14 December 2015
I. Post Processed in Snapped and Distressed FX
II. Post Processed in Snapseed and FX Photo Studio
Let me know which you prefer and why. Click onto each image to enlarge.
“There’s a quiet assurance that the world is a wonderful place,” he concluded. “I tell people very often, if you look at a tree and you’re not joyous, it’s not the world’s fault. It’s your fault.” Louis Sterner (b. 1922, American photographer)
Even while Mother Nature continues to be the high roller, humans are placing filters over nature’s triumphant presence. And so I must absorb the results of the finale of the climate talks and react slowly, hoping that the quest for the greater good will be realized.
Various layers of these human-induced filters explain the way we are affecting the planet: building barriers and introducing forces that are detrimental. These veils of the unwanted pollute us emotionally and physically.
In the Lens section are two images that inspired this post. These refractions are part of an ongoing fascination that I have trying to make sense of the ephemeral vs. the visual effect they produce.
I gaze upon them and second upon second passes, and they become another illusion, elevating a new shape, easing forward and yet moving toward nothingness. As they float across the wall, they remind me that nature becomes a promise—a promise that tomorrow some other miracle of light will perform for me. But that promise will only occur with the sun’s presence. Regardless, the magic is palpable, and keeps pumping me with a reality within the illusion.
We create ideas and language to represent human construct. And still the refraction exists as a symbol of nature’s way with us. While they represent these symbols, refractions remain nature’s reinvention each and every day. The abstraction of a single one acts as a metaphor for human invention that has infiltrated the heart of nature.
When I spy them, their entertainment is only part of their allure. They are prevalent now, because the lower angle of the sun allows them to enter my physical space. Even in their slight resemblance to yesterday’s, they were unique on that day, cunning in their own display.
While they are posted in the order of their appearance, the two images donned my wall within seconds of each other. As I pondered the comparison of these natural wonders to the fractured world of our planet, I began to play with various filters–a representation of the real world within the source of light–a necessary key to our existence–that is on a constant move to be some place.
The final images are playful, images of hope that provoke feelings of floating and lightness. Those sensations are human emotions that can elicit other responses, just as refractions do for me. Still, the images also can be left for the viewer to interpret a completely different variation of the weightiness of being.
In these uncertain times a moment that is stilled by a wonder of nature can give pause for what is most important. But it also focuses attention on the constancy of nature to elevate the moment, and thus my life.
Tip of the Week:
“Still photographs often differ from life more by their silence than by the immobility of their subjects. Landscape pictures tend to converge with life, however, on summer nights, when the sounds outside, after we call in children and close garage doors, are small – the whir of moths, the snap of a stick.”

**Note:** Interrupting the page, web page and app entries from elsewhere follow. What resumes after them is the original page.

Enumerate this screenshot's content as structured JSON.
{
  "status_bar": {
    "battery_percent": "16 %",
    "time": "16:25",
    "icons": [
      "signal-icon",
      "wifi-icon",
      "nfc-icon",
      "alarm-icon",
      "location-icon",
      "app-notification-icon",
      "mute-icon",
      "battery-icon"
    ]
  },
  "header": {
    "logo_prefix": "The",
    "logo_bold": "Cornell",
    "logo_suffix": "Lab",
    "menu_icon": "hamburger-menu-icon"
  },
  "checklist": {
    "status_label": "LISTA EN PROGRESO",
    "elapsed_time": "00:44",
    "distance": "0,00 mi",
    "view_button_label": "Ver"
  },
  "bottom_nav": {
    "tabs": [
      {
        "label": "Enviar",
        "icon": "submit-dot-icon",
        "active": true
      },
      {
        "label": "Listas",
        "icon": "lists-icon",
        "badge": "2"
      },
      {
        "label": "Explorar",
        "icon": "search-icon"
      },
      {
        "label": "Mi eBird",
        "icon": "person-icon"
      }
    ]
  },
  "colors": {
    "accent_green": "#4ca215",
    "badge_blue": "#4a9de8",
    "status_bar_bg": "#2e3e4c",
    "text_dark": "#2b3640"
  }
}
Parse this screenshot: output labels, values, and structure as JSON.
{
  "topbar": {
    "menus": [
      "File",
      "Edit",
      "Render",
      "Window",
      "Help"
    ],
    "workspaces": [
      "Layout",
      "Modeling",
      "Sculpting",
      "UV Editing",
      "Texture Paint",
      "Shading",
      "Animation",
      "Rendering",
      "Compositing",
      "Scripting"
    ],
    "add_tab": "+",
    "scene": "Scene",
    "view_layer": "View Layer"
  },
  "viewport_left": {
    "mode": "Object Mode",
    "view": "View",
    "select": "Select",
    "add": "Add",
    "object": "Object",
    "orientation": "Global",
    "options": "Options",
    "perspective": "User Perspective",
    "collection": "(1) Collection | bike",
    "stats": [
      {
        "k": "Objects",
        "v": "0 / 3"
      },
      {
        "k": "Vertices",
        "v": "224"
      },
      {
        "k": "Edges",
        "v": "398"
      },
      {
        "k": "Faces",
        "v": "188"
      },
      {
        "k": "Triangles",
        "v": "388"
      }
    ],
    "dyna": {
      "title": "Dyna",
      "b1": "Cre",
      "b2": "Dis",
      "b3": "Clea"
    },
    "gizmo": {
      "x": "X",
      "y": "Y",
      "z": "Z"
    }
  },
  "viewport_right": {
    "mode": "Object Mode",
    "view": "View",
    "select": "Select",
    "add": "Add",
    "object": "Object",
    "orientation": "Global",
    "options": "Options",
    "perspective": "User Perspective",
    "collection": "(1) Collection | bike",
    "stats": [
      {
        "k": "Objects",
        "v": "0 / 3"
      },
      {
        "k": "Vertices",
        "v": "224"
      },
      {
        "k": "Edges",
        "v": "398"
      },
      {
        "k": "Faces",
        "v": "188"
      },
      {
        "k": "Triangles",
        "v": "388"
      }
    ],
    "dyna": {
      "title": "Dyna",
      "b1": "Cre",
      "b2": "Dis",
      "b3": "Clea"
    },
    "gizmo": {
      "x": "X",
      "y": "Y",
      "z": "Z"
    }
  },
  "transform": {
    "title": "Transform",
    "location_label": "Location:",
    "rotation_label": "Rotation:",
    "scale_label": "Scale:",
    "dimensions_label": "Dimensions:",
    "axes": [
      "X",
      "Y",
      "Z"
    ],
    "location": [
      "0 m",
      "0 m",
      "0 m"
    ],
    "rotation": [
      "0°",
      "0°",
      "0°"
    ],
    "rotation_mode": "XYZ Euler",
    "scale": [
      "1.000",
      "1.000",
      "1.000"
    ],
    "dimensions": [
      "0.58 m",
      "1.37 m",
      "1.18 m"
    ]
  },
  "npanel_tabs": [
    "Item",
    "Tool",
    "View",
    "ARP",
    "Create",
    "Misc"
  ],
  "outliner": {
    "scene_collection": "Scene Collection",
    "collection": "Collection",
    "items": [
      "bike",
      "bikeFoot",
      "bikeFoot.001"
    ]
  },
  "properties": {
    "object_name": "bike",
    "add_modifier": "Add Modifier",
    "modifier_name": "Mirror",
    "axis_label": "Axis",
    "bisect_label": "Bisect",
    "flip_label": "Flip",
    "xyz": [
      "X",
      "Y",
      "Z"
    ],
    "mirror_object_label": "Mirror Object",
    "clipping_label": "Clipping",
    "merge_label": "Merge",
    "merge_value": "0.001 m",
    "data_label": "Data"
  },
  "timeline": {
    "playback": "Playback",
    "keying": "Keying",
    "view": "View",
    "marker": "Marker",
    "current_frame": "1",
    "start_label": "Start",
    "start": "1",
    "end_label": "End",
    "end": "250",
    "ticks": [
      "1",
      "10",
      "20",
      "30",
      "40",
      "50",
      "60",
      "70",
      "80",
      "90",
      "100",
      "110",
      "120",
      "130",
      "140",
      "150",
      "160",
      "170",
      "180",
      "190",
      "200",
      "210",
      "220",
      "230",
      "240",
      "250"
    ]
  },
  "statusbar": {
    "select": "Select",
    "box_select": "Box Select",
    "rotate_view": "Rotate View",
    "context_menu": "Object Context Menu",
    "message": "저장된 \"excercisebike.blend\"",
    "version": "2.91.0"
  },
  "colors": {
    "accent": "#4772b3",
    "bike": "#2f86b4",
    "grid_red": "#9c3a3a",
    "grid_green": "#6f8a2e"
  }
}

Many photographers are particularly attuned to the magic hours of a light-filled day. These golden hours are synchronized by the sunrise and sunset. Recently, I came across a book, Twilight: Photography in the Magic Hour (2006), that you might want to read. Based on an exhibition by the same name, Martin Barnes and Kate Best, curators for the Victoria and Albert Museum, London, show the works of eight photographers whose photographs reveal the possibilities about this time that marches toward the inevitable dark of night. Part of the curators’ goal was to emphasize how photography had become more of an art for storytelling than for the archive of the documentary. From the exhibition and book here is an example by Robert Adams (b. 1937, American photographer):
Click here to read a review from The Guardian about the 2006 exhibition.
View other entries for this week’s challenge:
As always I welcome comments about this post or any part of my blog. My photographs for the mobile photography challenge are taken with an iPhone 6.
If you’d like to join this Mobile Photography Challenge, please click here for details and history of the challenge. If you have any questions, please contact me. Below is a reminder of the monthly schedule with themes for upcoming challenges:
1st Monday: Nature.
2nd Monday: Macro.
3rd Monday: Black and White.
4th Monday Challenger’s Choice (Pick One: Abstraction, Animals, Architecture, Food Photography, Night Photography, Objects, Panorama, Portraiture, Still Life, Street Photography, and Travel).
5th Monday: Editing and Processing with Various Apps Using Themes from the Fourth Week.